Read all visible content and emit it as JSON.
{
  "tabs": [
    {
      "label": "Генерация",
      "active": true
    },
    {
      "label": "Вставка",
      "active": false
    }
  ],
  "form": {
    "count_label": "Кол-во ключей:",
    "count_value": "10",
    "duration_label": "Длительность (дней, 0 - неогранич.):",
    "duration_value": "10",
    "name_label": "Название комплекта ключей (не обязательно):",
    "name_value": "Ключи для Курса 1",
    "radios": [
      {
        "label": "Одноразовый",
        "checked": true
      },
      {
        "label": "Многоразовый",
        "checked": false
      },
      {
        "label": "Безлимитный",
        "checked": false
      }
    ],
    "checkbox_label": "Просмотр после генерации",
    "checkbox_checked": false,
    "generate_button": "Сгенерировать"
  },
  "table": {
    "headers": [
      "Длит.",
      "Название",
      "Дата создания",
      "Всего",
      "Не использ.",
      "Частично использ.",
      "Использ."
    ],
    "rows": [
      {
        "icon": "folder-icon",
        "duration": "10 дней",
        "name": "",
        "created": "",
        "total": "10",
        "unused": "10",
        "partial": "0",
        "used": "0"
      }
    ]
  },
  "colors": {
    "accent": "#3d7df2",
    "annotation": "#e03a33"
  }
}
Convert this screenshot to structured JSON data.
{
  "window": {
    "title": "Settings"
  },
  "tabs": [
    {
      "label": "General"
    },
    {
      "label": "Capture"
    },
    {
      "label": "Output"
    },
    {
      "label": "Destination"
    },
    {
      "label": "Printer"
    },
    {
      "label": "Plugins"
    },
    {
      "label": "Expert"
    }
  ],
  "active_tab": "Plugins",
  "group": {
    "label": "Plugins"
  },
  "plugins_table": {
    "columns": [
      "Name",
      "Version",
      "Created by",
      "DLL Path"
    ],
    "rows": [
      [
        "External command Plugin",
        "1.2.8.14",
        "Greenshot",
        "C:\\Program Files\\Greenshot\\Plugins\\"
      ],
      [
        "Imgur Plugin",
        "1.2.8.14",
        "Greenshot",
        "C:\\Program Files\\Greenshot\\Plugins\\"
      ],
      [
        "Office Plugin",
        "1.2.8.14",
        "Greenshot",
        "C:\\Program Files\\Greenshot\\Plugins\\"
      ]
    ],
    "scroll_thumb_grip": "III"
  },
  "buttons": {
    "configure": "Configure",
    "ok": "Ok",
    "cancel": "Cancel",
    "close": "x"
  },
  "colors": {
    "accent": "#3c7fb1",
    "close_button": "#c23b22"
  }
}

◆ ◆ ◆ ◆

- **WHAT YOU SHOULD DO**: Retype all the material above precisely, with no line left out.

- **OUTPUT OF THE TASK**:
Read all visible content and emit it as JSON.
{
  "tabs": [
    {
      "label": "Генерация",
      "active": true
    },
    {
      "label": "Вставка",
      "active": false
    }
  ],
  "form": {
    "count_label": "Кол-во ключей:",
    "count_value": "10",
    "duration_label": "Длительность (дней, 0 - неогранич.):",
    "duration_value": "10",
    "name_label": "Название комплекта ключей (не обязательно):",
    "name_value": "Ключи для Курса 1",
    "radios": [
      {
        "label": "Одноразовый",
        "checked": true
      },
      {
        "label": "Многоразовый",
        "checked": false
      },
      {
        "label": "Безлимитный",
        "checked": false
      }
    ],
    "checkbox_label": "Просмотр после генерации",
    "checkbox_checked": false,
    "generate_button": "Сгенерировать"
  },
  "table": {
    "headers": [
      "Длит.",
      "Название",
      "Дата создания",
      "Всего",
      "Не использ.",
      "Частично использ.",
      "Использ."
    ],
    "rows": [
      {
        "icon": "folder-icon",
        "duration": "10 дней",
        "name": "",
        "created": "",
        "total": "10",
        "unused": "10",
        "partial": "0",
        "used": "0"
      }
    ]
  },
  "colors": {
    "accent": "#3d7df2",
    "annotation": "#e03a33"
  }
}
Convert this screenshot to structured JSON data.
{
  "window": {
    "title": "Settings"
  },
  "tabs": [
    {
      "label": "General"
    },
    {
      "label": "Capture"
    },
    {
      "label": "Output"
    },
    {
      "label": "Destination"
    },
    {
      "label": "Printer"
    },
    {
      "label": "Plugins"
    },
    {
      "label": "Expert"
    }
  ],
  "active_tab": "Plugins",
  "group": {
    "label": "Plugins"
  },
  "plugins_table": {
    "columns": [
      "Name",
      "Version",
      "Created by",
      "DLL Path"
    ],
    "rows": [
      [
        "External command Plugin",
        "1.2.8.14",
        "Greenshot",
        "C:\\Program Files\\Greenshot\\Plugins\\"
      ],
      [
        "Imgur Plugin",
        "1.2.8.14",
        "Greenshot",
        "C:\\Program Files\\Greenshot\\Plugins\\"
      ],
      [
        "Office Plugin",
        "1.2.8.14",
        "Greenshot",
        "C:\\Program Files\\Greenshot\\Plugins\\"
      ]
    ],
    "scroll_thumb_grip": "III"
  },
  "buttons": {
    "configure": "Configure",
    "ok": "Ok",
    "cancel": "Cancel",
    "close": "x"
  },
  "colors": {
    "accent": "#3c7fb1",
    "close_button": "#c23b22"
  }
}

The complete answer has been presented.